Lake Bled in Slovenia
Lake Bled in Slovenia shot at f/8.0

Below are examples of photos with small apertures:

Plants at Eden project
Plants at Eden Project, f/6.3
Master aperture priority - f/9.0
Water landscape in Singapore at f/9.0

Extremely Small Apertures For Longer Shutter Speeds

Finally, aperture priority mode creates the potential for long exposure shots. Remember that when shooting in aperture priority mode, the camera selects the shutter speed.

If you set the aperture to something extremely small such as f/22, the shutter speed will be slow. This creates a perfect setup for long exposure shots.

It’s advisable to use a tripod – if the camera isn’t stable, the resulting photo will be blurry.

RELATED POST: Working With Aperture Priority

Get Out There And Give Aperture Priority Mode A Try

We hope you have found this guide on how to master aperture priority useful. Furthermore, we hope you now have a clearer understanding of aperture and the effects it can create.

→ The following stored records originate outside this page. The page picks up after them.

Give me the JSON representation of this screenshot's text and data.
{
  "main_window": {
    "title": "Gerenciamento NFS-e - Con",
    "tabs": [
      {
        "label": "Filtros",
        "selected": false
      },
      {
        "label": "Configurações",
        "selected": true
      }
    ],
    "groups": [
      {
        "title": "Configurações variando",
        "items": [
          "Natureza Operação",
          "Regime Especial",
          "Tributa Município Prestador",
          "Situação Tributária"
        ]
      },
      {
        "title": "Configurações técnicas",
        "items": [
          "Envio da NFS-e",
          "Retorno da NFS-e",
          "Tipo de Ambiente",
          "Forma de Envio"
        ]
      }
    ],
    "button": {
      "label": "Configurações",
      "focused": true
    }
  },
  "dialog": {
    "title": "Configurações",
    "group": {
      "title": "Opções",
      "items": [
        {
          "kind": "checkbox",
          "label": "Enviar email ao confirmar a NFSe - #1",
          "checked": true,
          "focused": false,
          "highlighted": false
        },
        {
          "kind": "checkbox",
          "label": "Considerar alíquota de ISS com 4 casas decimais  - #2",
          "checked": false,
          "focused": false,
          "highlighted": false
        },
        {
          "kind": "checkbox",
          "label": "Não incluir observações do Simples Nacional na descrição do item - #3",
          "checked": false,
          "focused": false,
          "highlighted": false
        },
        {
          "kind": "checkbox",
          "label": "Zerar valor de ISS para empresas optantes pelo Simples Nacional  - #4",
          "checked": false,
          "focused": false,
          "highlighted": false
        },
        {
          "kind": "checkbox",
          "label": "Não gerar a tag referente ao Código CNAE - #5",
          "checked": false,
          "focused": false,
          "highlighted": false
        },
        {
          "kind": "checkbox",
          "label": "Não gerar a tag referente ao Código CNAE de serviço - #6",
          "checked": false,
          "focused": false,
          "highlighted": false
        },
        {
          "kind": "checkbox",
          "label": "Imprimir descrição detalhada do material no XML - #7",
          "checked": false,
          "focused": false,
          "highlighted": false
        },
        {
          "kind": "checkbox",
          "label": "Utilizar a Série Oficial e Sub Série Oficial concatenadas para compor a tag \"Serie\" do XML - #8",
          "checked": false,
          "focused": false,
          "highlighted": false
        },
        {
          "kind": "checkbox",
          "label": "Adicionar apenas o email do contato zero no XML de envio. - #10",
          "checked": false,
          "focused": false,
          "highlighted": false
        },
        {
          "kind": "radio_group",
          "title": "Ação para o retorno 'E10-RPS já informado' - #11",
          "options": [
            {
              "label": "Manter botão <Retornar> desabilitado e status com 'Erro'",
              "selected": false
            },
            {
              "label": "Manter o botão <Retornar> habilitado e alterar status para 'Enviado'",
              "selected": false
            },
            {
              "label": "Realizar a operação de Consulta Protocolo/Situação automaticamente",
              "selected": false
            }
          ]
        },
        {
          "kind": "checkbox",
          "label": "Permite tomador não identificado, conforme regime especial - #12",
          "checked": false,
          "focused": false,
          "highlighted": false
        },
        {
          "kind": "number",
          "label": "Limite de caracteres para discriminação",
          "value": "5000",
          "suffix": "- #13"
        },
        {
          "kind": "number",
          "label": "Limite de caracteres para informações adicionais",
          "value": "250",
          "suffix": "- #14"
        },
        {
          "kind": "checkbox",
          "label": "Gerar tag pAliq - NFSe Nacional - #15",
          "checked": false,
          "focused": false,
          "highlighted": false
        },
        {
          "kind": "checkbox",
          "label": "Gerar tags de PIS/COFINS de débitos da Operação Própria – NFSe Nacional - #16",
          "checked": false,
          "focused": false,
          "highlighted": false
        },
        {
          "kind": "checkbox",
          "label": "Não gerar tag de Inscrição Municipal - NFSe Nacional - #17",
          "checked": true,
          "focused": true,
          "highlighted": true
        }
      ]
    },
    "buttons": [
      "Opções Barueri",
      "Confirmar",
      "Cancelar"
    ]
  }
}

And remember, if you’re not confident using manual mode, aperture priority mode is a fantastic alternative.